:: What you need to do ::
Search the records for the string "jmeter", and show each line where it appears.

Segment Start: Data

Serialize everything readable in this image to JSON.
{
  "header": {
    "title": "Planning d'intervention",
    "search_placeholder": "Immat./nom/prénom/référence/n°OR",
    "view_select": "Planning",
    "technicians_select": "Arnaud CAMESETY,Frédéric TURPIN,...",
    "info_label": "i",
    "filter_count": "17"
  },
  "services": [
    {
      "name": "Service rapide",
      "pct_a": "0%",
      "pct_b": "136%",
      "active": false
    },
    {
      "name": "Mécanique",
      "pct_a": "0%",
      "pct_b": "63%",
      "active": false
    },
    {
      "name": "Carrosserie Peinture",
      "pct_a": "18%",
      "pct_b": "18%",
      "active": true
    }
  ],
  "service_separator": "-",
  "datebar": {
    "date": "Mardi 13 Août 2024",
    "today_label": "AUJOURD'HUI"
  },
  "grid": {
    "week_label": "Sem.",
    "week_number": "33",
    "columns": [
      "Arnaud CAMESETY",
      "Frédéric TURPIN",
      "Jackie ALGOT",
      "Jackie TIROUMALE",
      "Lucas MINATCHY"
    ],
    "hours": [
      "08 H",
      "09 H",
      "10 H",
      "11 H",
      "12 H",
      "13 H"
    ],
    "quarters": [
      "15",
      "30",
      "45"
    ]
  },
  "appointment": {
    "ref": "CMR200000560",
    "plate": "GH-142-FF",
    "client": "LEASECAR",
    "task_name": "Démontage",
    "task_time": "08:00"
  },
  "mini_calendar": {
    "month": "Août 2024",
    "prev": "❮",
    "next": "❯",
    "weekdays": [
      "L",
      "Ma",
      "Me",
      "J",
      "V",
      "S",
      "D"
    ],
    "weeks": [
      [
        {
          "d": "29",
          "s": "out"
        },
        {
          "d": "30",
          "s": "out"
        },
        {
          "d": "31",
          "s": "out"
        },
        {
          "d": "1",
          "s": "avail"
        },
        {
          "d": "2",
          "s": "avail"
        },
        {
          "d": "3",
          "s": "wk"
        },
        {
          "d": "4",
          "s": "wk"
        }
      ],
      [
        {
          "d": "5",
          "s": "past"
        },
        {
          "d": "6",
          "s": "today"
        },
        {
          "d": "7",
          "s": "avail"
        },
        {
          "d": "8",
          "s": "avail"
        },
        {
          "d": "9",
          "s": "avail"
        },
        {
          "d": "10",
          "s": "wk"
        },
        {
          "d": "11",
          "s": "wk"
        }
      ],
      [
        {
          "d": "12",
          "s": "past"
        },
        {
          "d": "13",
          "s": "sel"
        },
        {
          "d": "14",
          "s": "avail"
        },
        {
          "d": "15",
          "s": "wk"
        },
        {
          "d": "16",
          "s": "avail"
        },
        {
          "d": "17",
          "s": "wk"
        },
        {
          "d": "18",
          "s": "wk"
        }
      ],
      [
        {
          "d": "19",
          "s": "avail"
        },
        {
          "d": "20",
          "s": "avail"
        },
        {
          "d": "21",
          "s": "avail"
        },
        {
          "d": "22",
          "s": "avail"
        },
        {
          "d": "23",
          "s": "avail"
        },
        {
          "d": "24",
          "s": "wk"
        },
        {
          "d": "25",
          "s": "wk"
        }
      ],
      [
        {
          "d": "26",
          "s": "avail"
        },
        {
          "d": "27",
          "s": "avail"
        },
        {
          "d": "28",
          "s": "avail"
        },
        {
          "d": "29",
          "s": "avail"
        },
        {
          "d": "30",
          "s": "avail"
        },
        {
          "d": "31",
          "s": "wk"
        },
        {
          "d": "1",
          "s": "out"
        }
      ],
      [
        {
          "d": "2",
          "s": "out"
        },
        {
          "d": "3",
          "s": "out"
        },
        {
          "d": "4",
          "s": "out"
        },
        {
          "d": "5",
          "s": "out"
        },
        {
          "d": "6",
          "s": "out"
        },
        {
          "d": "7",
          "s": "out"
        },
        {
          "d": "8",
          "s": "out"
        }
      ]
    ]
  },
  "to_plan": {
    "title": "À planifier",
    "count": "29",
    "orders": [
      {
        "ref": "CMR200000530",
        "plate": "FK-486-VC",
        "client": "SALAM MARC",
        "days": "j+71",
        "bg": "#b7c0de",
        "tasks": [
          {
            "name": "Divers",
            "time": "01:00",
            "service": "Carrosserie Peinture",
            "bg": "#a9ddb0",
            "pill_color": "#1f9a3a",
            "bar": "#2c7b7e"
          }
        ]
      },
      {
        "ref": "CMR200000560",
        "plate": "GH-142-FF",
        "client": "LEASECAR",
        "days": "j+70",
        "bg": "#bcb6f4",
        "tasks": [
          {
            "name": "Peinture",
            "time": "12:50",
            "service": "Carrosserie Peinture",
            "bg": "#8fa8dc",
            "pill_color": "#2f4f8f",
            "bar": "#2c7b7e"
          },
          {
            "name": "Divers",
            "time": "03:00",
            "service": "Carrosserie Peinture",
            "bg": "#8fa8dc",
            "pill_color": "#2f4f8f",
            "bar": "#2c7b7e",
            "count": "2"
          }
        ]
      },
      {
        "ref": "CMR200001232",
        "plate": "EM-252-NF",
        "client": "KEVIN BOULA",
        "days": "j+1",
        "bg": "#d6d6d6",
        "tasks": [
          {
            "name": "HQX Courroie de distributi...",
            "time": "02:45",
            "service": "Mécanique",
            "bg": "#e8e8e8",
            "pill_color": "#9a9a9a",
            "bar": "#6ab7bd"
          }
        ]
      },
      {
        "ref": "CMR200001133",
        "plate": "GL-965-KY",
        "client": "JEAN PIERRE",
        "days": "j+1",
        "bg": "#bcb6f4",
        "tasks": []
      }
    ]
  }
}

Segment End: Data
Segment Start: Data

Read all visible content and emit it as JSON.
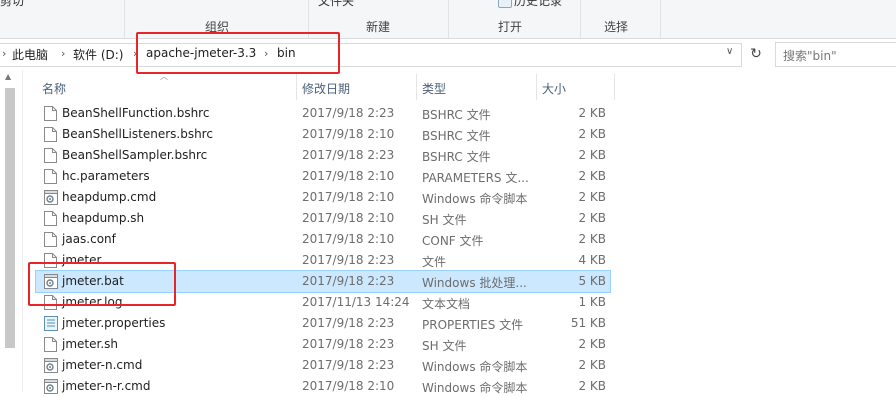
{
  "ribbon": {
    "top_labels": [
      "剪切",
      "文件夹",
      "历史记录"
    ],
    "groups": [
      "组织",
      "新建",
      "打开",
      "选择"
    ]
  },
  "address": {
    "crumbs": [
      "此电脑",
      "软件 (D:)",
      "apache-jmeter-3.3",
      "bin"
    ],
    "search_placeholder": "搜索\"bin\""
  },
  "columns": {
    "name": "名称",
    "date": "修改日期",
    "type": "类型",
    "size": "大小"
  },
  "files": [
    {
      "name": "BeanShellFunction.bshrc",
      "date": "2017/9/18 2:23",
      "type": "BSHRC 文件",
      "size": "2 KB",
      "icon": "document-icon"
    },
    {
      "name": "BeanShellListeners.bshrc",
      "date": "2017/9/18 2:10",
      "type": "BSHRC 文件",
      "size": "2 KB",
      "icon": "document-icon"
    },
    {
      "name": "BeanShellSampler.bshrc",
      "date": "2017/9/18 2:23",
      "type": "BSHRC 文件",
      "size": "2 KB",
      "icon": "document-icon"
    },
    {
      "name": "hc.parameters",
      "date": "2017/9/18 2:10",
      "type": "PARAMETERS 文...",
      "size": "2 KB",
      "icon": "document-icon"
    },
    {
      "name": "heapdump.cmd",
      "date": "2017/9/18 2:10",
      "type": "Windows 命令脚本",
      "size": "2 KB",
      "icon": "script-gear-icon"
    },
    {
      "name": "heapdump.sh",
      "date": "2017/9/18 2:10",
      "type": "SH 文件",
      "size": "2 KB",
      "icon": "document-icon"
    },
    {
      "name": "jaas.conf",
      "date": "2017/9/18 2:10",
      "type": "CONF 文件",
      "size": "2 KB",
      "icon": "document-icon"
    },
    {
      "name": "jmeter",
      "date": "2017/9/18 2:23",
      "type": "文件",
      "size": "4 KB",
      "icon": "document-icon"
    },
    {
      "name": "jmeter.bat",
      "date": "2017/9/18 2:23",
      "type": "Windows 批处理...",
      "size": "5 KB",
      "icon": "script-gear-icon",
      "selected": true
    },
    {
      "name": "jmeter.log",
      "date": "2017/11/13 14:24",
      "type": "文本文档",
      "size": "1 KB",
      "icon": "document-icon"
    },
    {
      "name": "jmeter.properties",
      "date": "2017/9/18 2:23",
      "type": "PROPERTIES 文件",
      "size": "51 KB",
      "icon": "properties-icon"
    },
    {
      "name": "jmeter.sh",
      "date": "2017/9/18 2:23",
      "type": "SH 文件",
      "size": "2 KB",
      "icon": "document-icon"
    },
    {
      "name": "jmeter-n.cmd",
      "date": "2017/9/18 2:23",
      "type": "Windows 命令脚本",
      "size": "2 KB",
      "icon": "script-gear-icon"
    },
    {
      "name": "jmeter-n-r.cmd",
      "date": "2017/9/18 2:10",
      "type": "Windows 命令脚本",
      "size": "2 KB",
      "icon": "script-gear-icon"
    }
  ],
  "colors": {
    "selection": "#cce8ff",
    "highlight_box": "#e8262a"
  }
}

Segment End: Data

:: Response area ::
      "apache-jmeter-3.3",
      "name": "jmeter",
      "name": "jmeter.bat",
      "name": "jmeter.log",
      "name": "jmeter.properties",
      "name": "jmeter.sh",
      "name": "jmeter-n.cmd",
      "name": "jmeter-n-r.cmd",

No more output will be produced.